Posted by Jean Palmer Heck in Franchises, Motivating people. Leave a Comment

Franchise Tough Talks®: When Customers Overhear Personal Conversations

Difficult conversations are a part of life for franchise owners. As for all businesses, communicating with employees is essential.  When that employee is presenting a face to your customer that isn’t good for your franchise business, it’s imperative that you deal with it immediately.  But do you always know about bad behavior of your employees?

I recently went through a drive-in fast food restaurant after my yoga class one evening. After I placed my order at the franchise, well known for it’s consistent quality around the world, I drove up to the window to pay. Behind the cashier was a small office, with the door open. An adult women, whom I assume was the night time manager, was on the phone. I overheard her conversation, …
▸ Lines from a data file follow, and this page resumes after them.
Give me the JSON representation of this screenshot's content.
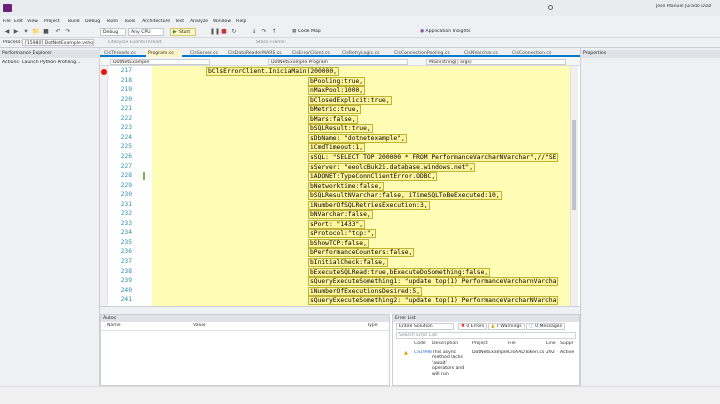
{
  "titlebar": {
    "user": "Jose Manuel Jurado Diaz"
  },
  "menu": [
    "File",
    "Edit",
    "View",
    "Project",
    "Build",
    "Debug",
    "Team",
    "Tools",
    "Architecture",
    "Test",
    "Analyze",
    "Window",
    "Help"
  ],
  "toolbar": {
    "config": "Debug",
    "platform": "Any CPU",
    "start_label": "Start",
    "code_map": "Code Map",
    "app_insights": "Application Insights"
  },
  "toolbar2": {
    "process_label": "Process:",
    "process_value": "[15980] DotNetExample.vshost.exe",
    "lifecycle": "Lifecycle Events",
    "thread": "Thread:",
    "stack_frame": "Stack Frame:"
  },
  "left_panel": {
    "title": "Performance Explorer",
    "actions": "Actions",
    "launch": "Launch Python Profiling..."
  },
  "tabs": [
    "ClsThreads.cs",
    "Program.cs",
    "ClsServer.cs",
    "ClsDataReaderMARS.cs",
    "ClsErrorClient.cs",
    "ClsRetryLogic.cs",
    "ClsConnectionPooling.cs",
    "ClsNVarchar.cs",
    "ClsConnection.cs"
  ],
  "navbar": {
    "project": "DotNetExample",
    "class": "DotNetExample.Program",
    "member": "Main(string[] args)"
  },
  "code": {
    "first_line": 217,
    "lines": [
      "bClsErrorClient.IniciaMain(200000,",
      "bPooling:true,",
      "nMaxPool:1000,",
      "bClosedExplicit:true,",
      "bMetric:true,",
      "bMars:false,",
      "bSQLResult:true,",
      "sDbName: \"dotnetexample\",",
      "iCmdTimeout:1,",
      "sSQL: \"SELECT TOP 200000 * FROM PerformanceVarcharNVarchar\",//\"SE",
      "sServer: \"eeolcBuk2i.database.windows.net\",",
      "iADONET:TypeConnClientError.ODBC,",
      "bNetworktime:false,",
      "bSQLResultNVarchar:false, iTimeSQLToBeExecuted:10,",
      "iNumberOfSQLRetriesExecution:3,",
      "bNVarchar:false,",
      "sPort: \"1433\",",
      "sProtocol:\"tcp:\",",
      "bShowTCP:false,",
      "bPerformanceCounters:false,",
      "bInitialCheck:false,",
      "bExecuteSQLRead:true,bExecuteDoSomething:false,",
      "sQueryExecuteSomething1: \"update top(1) PerformanceVarcharnVarcha",
      "iNumberOfExecutionsDesired:5,",
      "sQueryExecuteSomething2: \"update top(1) PerformanceVarcharNVarcha"
    ]
  },
  "right_panel": {
    "title": "Properties"
  },
  "autos": {
    "title": "Autos",
    "columns": [
      "Name",
      "Value",
      "Type"
    ]
  },
  "errors": {
    "title": "Error List",
    "scope": "Entire Solution",
    "errors_btn": "0 Errors",
    "warnings_btn": "7 Warnings",
    "messages_btn": "0 Messages",
    "search_placeholder": "Search Error List",
    "columns": [
      "Code",
      "Description",
      "Project",
      "File",
      "Line",
      "Suppr"
    ],
    "row": {
      "code": "CS1998",
      "description": "This async method lacks 'await' operators and will run",
      "project": "DotNetExample",
      "file": "ClsAADToken.cs",
      "line": "292",
      "suppression": "Active"
    }
  },
  "colors": {
    "accent": "#007acc",
    "highlight": "#fff59d",
    "line_number": "#2b91af",
    "breakpoint": "#e51400"
  }
}
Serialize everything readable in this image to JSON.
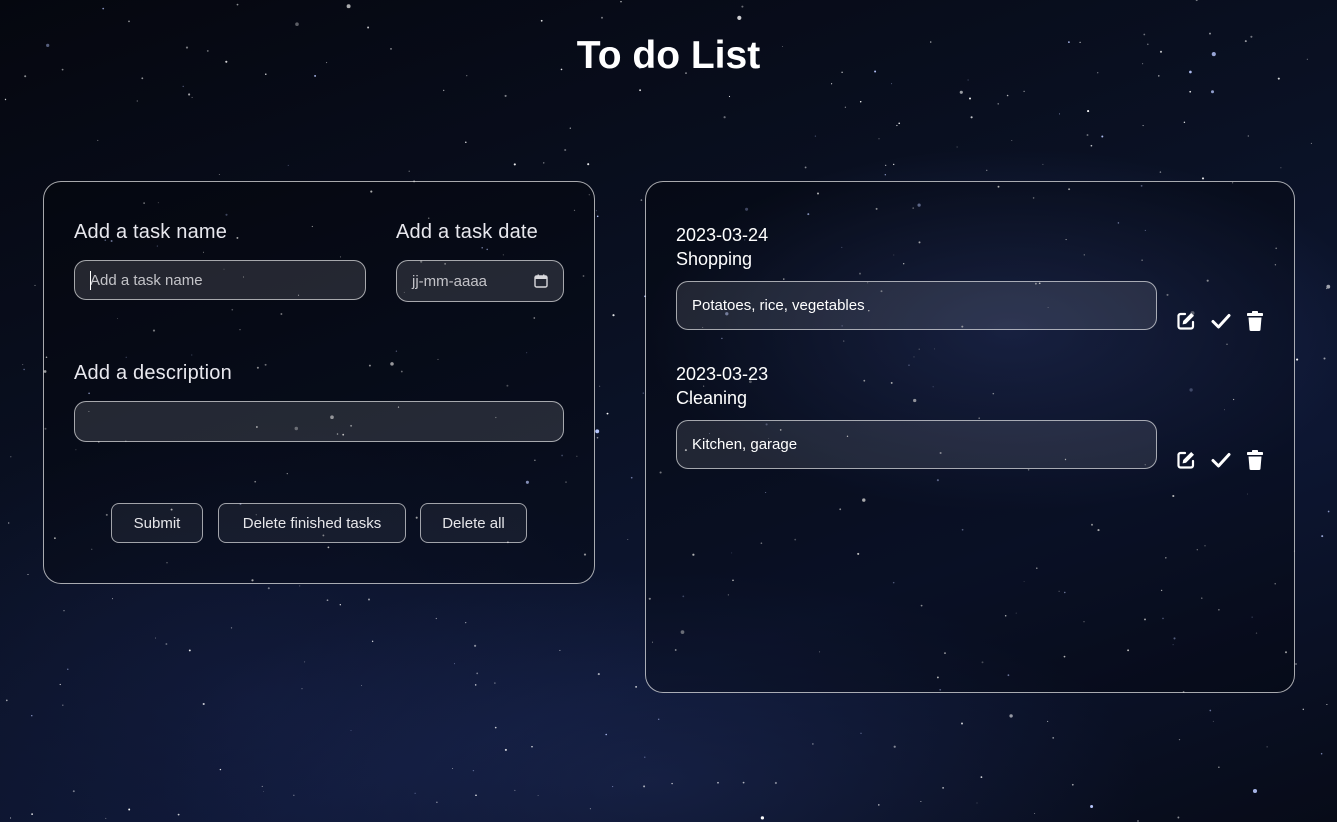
{
  "header": {
    "title": "To do List"
  },
  "form": {
    "task_name_label": "Add a task name",
    "task_name_placeholder": "Add a task name",
    "task_date_label": "Add a task date",
    "task_date_placeholder": "jj-mm-aaaa",
    "description_label": "Add a description",
    "description_value": "",
    "buttons": {
      "submit": "Submit",
      "delete_finished": "Delete finished tasks",
      "delete_all": "Delete all"
    }
  },
  "tasks": [
    {
      "date": "2023-03-24",
      "name": "Shopping",
      "description": "Potatoes, rice, vegetables"
    },
    {
      "date": "2023-03-23",
      "name": "Cleaning",
      "description": "Kitchen, garage"
    }
  ],
  "icons": {
    "edit": "edit-icon",
    "done": "check-icon",
    "delete": "trash-icon",
    "calendar": "calendar-icon"
  },
  "colors": {
    "background": "#0a1124",
    "text": "#ffffff",
    "border": "#c8c8d0"
  }
}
Posted by Jean Palmer Heck in Difficult conversations, Franchises, performance management. Leave a Comment

Saying goodbye to Peyton: a very difficult conversation

Did you catch last Wednesday’s announcement that Peyton Manning’s contract with the Indianapolis Colts was not renewed? What a heart breaker of a difficult conversation. But what a great lesson on how to deliver bad news.

Colts owner Jim Irsay and fellow Colts executives had made the very difficult decision to let Peyton go and become a free agent. Peyton Manning wasn’t surprised. He knew that his health was still an unknown, his desire to play professional football was still strong, and his wonderful team was being dismantled to be rebuilt from the ground up…without him. He knew it was in the best interests of all parties for him to move on.

Both men appeared at the news conference together at the podium. They spoke …

Posted by Jean Palmer Heck in Difficult conversations, Franchises, Sports. Leave a Comment